How to complete this task: Leave every picture behind and copy the rest of the entries below exactly.

[Web page and app entries]

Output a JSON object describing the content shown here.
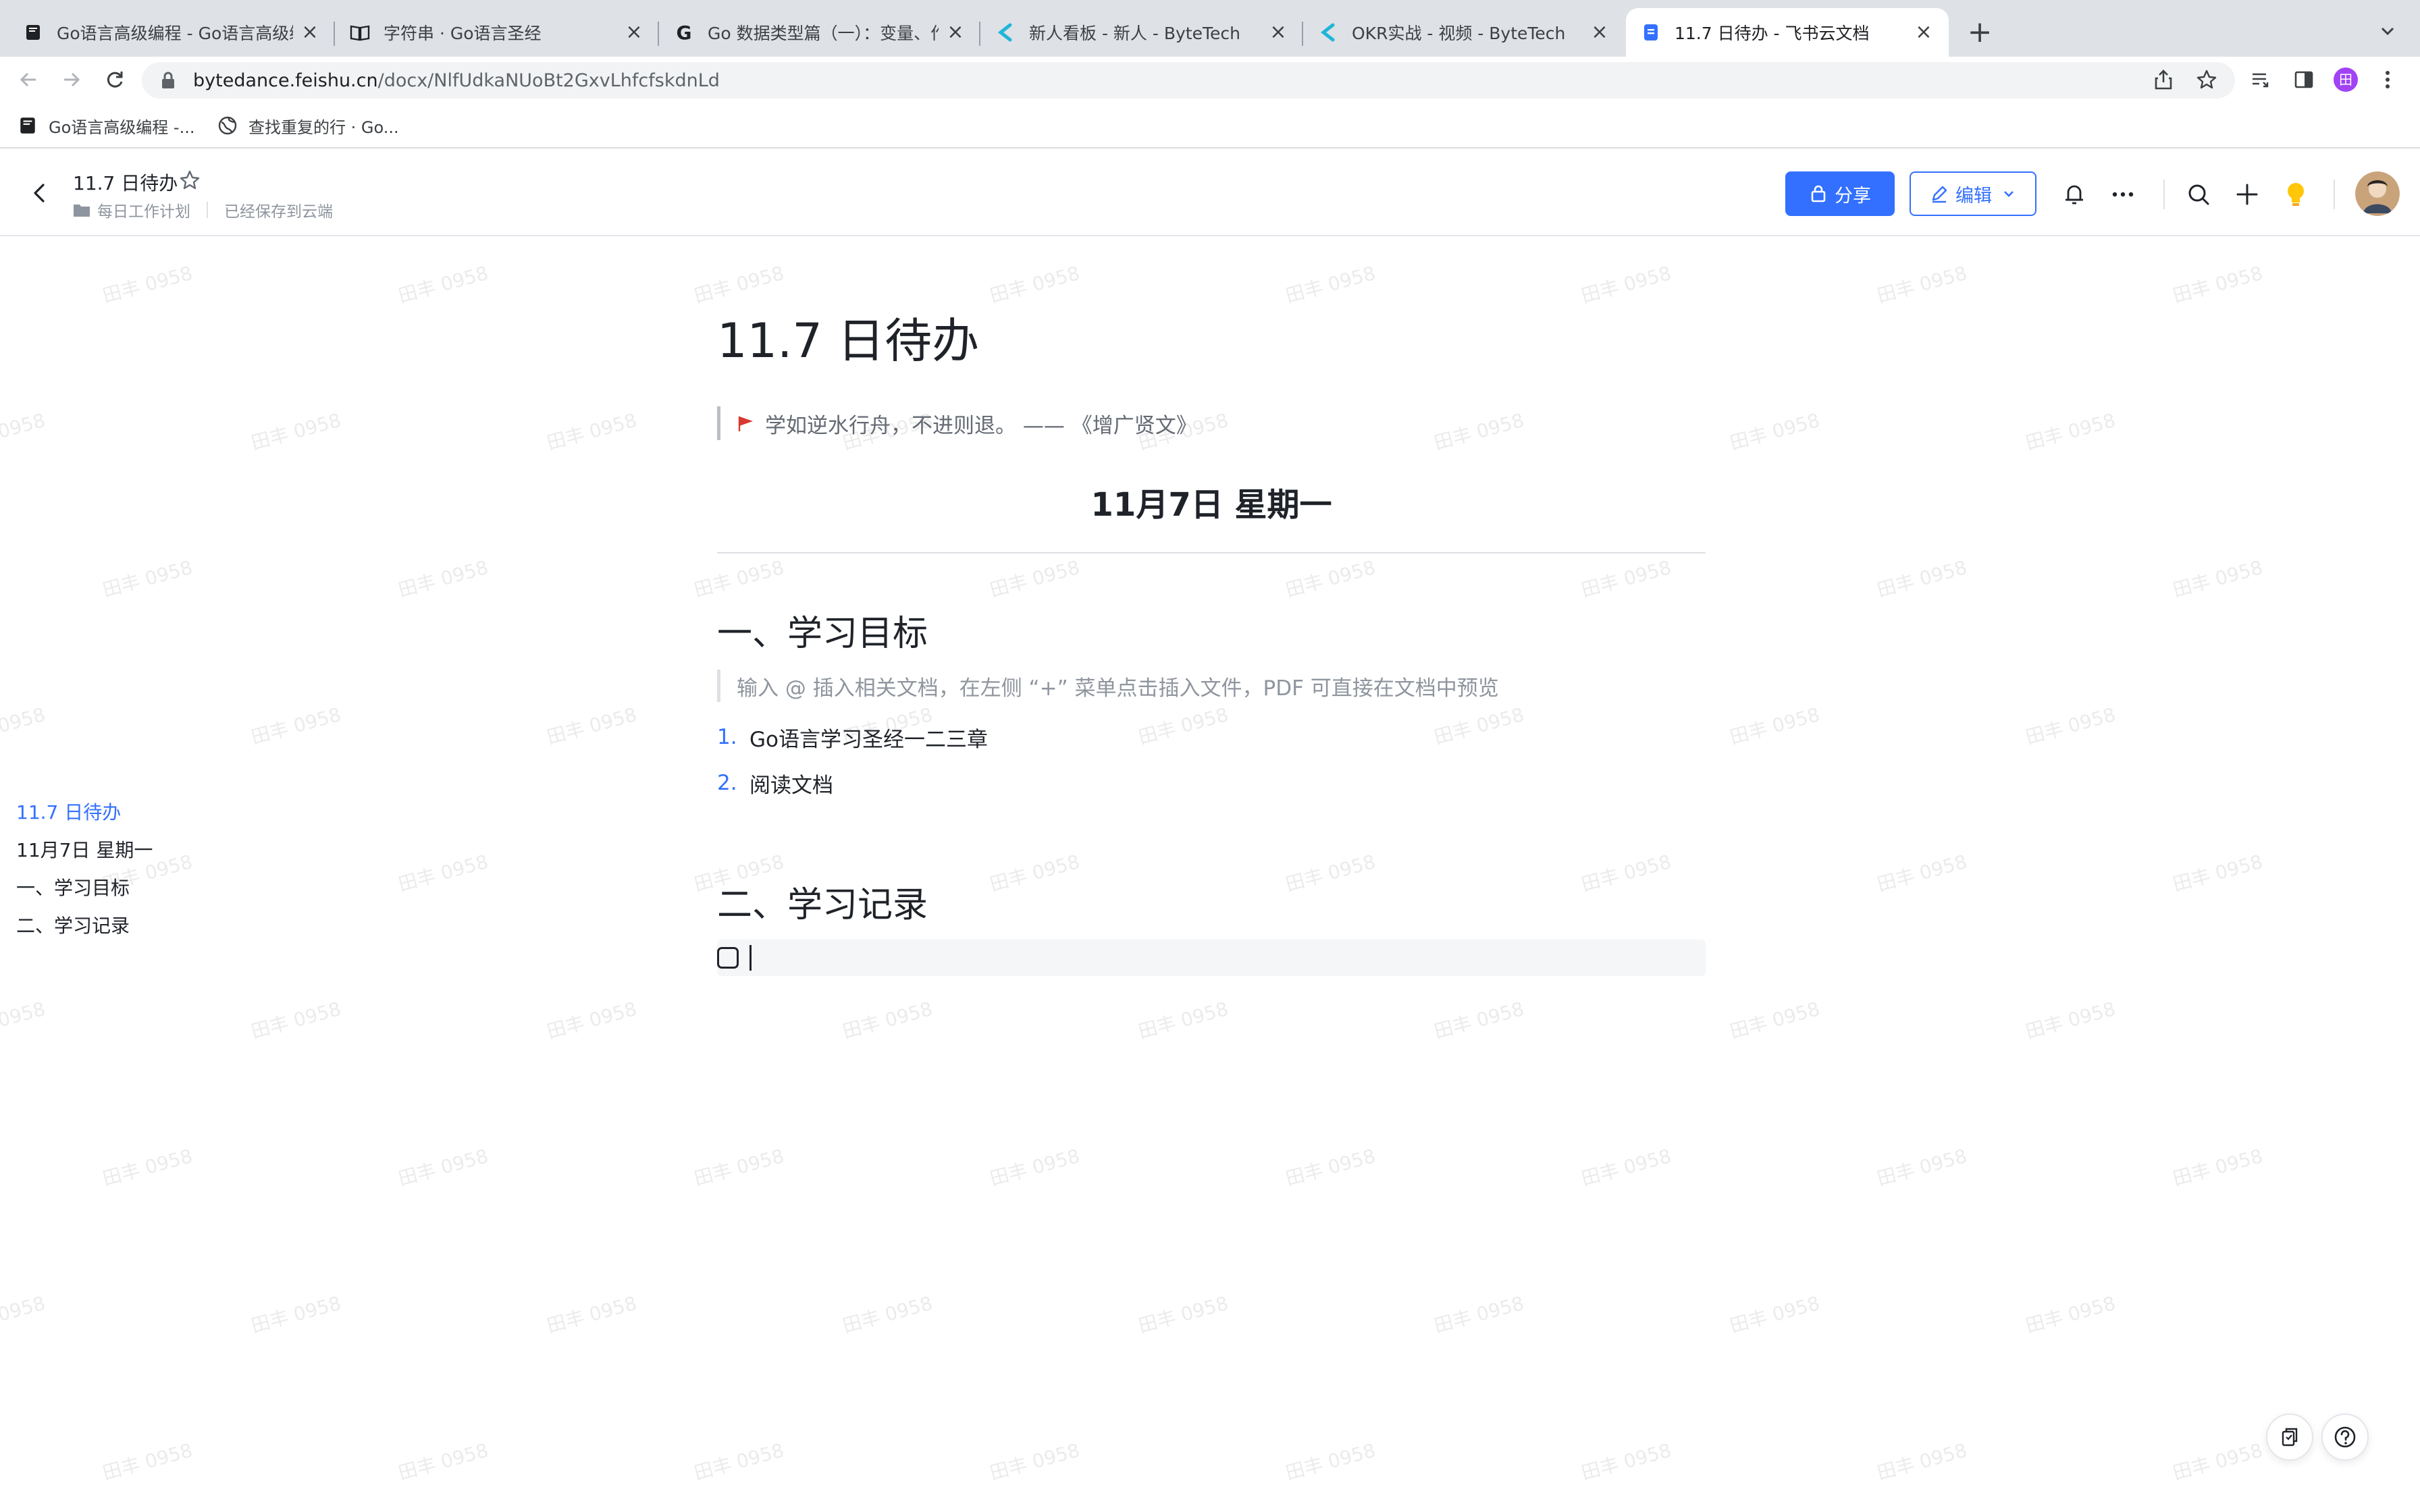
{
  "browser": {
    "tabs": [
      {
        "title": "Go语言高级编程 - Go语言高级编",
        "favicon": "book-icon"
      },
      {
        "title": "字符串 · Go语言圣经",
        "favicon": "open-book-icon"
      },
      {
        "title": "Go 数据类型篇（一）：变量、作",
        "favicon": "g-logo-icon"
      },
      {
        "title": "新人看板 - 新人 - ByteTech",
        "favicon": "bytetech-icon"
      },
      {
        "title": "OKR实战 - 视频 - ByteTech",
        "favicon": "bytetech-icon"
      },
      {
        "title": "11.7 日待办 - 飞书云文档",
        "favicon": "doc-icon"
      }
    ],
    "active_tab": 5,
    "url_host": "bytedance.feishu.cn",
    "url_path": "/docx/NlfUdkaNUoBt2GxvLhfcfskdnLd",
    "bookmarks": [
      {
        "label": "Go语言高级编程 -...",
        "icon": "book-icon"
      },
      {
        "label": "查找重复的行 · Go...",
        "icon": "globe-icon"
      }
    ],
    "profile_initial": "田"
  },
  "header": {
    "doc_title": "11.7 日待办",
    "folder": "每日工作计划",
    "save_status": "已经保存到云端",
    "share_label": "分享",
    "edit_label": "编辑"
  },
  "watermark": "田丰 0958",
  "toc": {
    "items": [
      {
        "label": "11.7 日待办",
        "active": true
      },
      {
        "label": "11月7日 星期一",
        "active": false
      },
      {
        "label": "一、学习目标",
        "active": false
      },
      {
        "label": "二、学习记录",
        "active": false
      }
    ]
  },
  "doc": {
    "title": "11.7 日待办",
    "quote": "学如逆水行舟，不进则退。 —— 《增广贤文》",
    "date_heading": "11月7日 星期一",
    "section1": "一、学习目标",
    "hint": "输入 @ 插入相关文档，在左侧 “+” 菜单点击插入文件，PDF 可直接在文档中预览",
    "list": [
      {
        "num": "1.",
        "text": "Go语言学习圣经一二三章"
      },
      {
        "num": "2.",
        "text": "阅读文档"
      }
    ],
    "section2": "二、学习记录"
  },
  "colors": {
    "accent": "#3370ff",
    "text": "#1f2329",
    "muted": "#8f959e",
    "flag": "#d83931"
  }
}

Task solution:
Output a JSON object describing the content shown here.
{
  "browser": {
    "tabs": [
      {
        "title": "Go语言高级编程 - Go语言高级编",
        "favicon": "book-icon"
      },
      {
        "title": "字符串 · Go语言圣经",
        "favicon": "open-book-icon"
      },
      {
        "title": "Go 数据类型篇（一）：变量、作",
        "favicon": "g-logo-icon"
      },
      {
        "title": "新人看板 - 新人 - ByteTech",
        "favicon": "bytetech-icon"
      },
      {
        "title": "OKR实战 - 视频 - ByteTech",
        "favicon": "bytetech-icon"
      },
      {
        "title": "11.7 日待办 - 飞书云文档",
        "favicon": "doc-icon"
      }
    ],
    "active_tab": 5,
    "url_host": "bytedance.feishu.cn",
    "url_path": "/docx/NlfUdkaNUoBt2GxvLhfcfskdnLd",
    "bookmarks": [
      {
        "label": "Go语言高级编程 -...",
        "icon": "book-icon"
      },
      {
        "label": "查找重复的行 · Go...",
        "icon": "globe-icon"
      }
    ],
    "profile_initial": "田"
  },
  "header": {
    "doc_title": "11.7 日待办",
    "folder": "每日工作计划",
    "save_status": "已经保存到云端",
    "share_label": "分享",
    "edit_label": "编辑"
  },
  "watermark": "田丰 0958",
  "toc": {
    "items": [
      {
        "label": "11.7 日待办",
        "active": true
      },
      {
        "label": "11月7日 星期一",
        "active": false
      },
      {
        "label": "一、学习目标",
        "active": false
      },
      {
        "label": "二、学习记录",
        "active": false
      }
    ]
  },
  "doc": {
    "title": "11.7 日待办",
    "quote": "学如逆水行舟，不进则退。 —— 《增广贤文》",
    "date_heading": "11月7日 星期一",
    "section1": "一、学习目标",
    "hint": "输入 @ 插入相关文档，在左侧 “+” 菜单点击插入文件，PDF 可直接在文档中预览",
    "list": [
      {
        "num": "1.",
        "text": "Go语言学习圣经一二三章"
      },
      {
        "num": "2.",
        "text": "阅读文档"
      }
    ],
    "section2": "二、学习记录"
  },
  "colors": {
    "accent": "#3370ff",
    "text": "#1f2329",
    "muted": "#8f959e",
    "flag": "#d83931"
  }
}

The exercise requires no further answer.